Start of ENTRIES PROVIDED

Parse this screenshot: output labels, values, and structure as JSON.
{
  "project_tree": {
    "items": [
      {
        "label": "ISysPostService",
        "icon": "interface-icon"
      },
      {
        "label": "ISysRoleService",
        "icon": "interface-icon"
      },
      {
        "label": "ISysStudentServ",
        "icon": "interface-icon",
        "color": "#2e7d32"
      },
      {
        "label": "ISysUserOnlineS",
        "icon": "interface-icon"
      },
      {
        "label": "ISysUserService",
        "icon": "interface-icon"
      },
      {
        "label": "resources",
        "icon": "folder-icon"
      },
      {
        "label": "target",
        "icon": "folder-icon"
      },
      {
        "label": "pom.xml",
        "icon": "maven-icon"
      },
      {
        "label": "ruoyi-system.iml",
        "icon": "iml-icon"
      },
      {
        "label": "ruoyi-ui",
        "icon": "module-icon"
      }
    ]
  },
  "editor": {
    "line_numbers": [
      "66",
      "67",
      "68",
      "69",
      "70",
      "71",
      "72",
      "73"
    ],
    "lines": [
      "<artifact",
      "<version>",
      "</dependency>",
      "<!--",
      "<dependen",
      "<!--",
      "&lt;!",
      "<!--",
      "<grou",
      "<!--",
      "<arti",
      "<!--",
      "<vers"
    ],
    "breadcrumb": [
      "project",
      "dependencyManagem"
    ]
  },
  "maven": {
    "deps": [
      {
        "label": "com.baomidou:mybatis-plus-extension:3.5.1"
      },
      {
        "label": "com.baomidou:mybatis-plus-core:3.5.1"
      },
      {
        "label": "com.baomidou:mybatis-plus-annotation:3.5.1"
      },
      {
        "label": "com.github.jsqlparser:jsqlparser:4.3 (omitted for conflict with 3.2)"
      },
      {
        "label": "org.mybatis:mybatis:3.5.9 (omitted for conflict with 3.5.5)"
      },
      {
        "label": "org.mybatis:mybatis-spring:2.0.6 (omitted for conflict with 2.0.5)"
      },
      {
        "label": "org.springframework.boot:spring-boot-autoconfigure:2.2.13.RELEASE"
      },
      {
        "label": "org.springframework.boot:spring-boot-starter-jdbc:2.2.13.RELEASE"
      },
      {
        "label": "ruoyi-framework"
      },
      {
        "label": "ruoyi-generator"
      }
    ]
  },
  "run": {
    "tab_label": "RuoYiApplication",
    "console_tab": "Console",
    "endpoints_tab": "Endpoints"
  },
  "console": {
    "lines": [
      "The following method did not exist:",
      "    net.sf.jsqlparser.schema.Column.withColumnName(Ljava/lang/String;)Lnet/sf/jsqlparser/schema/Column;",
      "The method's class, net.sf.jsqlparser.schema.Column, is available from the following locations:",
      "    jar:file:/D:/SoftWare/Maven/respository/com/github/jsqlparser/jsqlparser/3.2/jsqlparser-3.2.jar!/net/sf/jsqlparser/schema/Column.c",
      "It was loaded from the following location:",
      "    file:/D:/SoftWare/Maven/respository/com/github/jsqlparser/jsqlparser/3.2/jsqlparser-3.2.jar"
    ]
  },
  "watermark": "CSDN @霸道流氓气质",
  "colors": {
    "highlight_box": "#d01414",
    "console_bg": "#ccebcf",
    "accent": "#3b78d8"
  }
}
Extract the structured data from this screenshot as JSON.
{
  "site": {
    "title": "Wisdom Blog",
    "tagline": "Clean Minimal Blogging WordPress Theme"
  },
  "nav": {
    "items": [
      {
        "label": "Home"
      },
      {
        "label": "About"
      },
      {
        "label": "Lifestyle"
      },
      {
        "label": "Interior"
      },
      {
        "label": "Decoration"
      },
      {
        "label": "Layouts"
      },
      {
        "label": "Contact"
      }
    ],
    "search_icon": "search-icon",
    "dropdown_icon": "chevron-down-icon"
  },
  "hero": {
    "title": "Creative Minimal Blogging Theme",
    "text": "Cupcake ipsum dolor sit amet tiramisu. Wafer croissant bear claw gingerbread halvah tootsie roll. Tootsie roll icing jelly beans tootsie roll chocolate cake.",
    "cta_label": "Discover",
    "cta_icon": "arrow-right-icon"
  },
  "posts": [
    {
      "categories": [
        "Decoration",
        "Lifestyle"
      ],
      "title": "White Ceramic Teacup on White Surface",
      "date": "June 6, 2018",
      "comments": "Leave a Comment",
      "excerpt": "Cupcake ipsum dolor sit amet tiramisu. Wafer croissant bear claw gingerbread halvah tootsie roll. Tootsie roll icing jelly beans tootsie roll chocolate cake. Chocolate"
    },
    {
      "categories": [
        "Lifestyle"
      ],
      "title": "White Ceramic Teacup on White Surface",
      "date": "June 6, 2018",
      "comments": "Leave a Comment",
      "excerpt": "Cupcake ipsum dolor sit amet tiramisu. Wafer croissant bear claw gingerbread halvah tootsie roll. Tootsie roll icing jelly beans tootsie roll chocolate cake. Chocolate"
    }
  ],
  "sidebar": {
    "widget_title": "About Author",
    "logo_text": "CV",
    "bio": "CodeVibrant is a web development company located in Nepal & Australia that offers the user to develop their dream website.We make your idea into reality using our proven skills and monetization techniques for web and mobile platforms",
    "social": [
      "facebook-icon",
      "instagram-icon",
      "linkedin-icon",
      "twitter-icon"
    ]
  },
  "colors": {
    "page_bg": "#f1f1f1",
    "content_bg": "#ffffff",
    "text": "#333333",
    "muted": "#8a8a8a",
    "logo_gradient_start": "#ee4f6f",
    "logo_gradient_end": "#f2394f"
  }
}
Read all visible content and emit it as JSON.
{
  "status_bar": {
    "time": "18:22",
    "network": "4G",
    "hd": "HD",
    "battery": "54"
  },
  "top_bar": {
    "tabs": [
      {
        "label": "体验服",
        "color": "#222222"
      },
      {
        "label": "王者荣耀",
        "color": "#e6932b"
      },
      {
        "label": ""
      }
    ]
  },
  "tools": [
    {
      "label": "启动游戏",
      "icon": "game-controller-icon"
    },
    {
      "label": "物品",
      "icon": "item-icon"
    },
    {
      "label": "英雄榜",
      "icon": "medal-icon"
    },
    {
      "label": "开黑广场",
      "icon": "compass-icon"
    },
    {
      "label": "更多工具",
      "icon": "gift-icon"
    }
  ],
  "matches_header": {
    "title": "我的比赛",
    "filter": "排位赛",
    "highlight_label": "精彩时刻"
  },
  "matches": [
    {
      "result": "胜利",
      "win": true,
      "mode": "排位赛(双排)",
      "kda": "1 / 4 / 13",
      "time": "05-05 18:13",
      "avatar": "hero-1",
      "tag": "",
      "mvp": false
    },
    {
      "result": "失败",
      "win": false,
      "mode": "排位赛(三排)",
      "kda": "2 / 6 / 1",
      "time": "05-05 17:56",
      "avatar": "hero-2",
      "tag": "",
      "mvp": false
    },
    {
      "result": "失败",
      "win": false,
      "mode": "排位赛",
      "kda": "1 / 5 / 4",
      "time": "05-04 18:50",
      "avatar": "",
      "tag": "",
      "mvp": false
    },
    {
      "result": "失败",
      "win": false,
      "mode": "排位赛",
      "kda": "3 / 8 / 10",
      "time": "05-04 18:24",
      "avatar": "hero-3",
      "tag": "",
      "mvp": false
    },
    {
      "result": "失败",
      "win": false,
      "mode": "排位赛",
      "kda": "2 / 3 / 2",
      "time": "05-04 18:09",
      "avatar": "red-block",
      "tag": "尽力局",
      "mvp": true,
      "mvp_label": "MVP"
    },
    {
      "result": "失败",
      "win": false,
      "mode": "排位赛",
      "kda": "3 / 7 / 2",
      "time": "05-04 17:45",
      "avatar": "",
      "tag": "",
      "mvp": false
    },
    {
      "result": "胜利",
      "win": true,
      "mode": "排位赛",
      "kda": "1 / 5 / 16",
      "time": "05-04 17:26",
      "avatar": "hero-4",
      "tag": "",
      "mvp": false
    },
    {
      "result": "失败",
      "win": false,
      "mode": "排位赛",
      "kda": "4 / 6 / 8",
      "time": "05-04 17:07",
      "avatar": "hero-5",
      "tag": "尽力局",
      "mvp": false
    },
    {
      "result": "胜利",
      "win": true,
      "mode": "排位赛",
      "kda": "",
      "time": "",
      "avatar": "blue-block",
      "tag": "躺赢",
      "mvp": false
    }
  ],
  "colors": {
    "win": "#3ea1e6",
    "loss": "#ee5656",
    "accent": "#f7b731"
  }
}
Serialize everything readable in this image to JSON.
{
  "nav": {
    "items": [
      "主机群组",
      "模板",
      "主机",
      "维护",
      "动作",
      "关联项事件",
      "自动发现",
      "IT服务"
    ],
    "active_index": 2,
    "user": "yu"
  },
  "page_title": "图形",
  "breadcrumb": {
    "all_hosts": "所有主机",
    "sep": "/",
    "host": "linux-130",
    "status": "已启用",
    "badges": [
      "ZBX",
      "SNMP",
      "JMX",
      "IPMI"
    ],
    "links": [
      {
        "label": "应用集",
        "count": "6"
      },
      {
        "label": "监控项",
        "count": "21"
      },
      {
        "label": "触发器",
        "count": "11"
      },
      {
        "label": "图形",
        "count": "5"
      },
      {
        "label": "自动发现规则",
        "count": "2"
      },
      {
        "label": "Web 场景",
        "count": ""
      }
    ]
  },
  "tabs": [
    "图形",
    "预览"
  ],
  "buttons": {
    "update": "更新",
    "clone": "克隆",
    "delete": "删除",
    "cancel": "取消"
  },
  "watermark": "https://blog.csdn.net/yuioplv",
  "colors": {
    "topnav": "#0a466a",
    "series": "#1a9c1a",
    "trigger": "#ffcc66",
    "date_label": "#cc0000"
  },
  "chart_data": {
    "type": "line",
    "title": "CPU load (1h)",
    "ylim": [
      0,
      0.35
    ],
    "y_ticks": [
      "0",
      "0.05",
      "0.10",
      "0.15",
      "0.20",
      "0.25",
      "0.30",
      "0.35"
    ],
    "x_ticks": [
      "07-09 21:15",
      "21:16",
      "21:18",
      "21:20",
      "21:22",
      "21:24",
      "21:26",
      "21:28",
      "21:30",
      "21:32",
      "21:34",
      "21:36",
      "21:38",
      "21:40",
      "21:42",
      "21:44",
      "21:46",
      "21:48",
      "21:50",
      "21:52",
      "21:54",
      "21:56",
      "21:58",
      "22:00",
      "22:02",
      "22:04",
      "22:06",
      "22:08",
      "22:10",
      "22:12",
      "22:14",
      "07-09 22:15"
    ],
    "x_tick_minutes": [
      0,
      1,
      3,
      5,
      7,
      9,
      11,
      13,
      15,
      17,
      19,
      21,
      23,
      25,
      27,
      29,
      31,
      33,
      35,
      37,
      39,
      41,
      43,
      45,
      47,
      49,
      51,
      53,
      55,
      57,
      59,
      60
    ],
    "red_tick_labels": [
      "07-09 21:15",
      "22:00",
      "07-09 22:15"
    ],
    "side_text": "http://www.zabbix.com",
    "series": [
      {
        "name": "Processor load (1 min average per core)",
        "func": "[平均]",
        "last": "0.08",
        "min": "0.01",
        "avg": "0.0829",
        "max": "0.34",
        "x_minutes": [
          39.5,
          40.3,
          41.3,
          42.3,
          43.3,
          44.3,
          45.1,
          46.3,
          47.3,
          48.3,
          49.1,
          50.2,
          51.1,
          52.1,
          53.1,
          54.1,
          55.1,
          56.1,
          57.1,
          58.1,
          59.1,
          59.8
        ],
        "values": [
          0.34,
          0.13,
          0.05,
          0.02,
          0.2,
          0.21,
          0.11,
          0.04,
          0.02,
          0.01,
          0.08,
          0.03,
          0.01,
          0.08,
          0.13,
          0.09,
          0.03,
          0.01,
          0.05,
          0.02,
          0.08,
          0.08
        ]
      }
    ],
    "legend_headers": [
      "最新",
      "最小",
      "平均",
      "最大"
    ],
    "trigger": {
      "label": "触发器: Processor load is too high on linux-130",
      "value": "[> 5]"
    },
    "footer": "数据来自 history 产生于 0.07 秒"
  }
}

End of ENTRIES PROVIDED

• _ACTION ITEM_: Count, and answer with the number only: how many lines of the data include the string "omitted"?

• _EXERCISE OUTPUT_: 3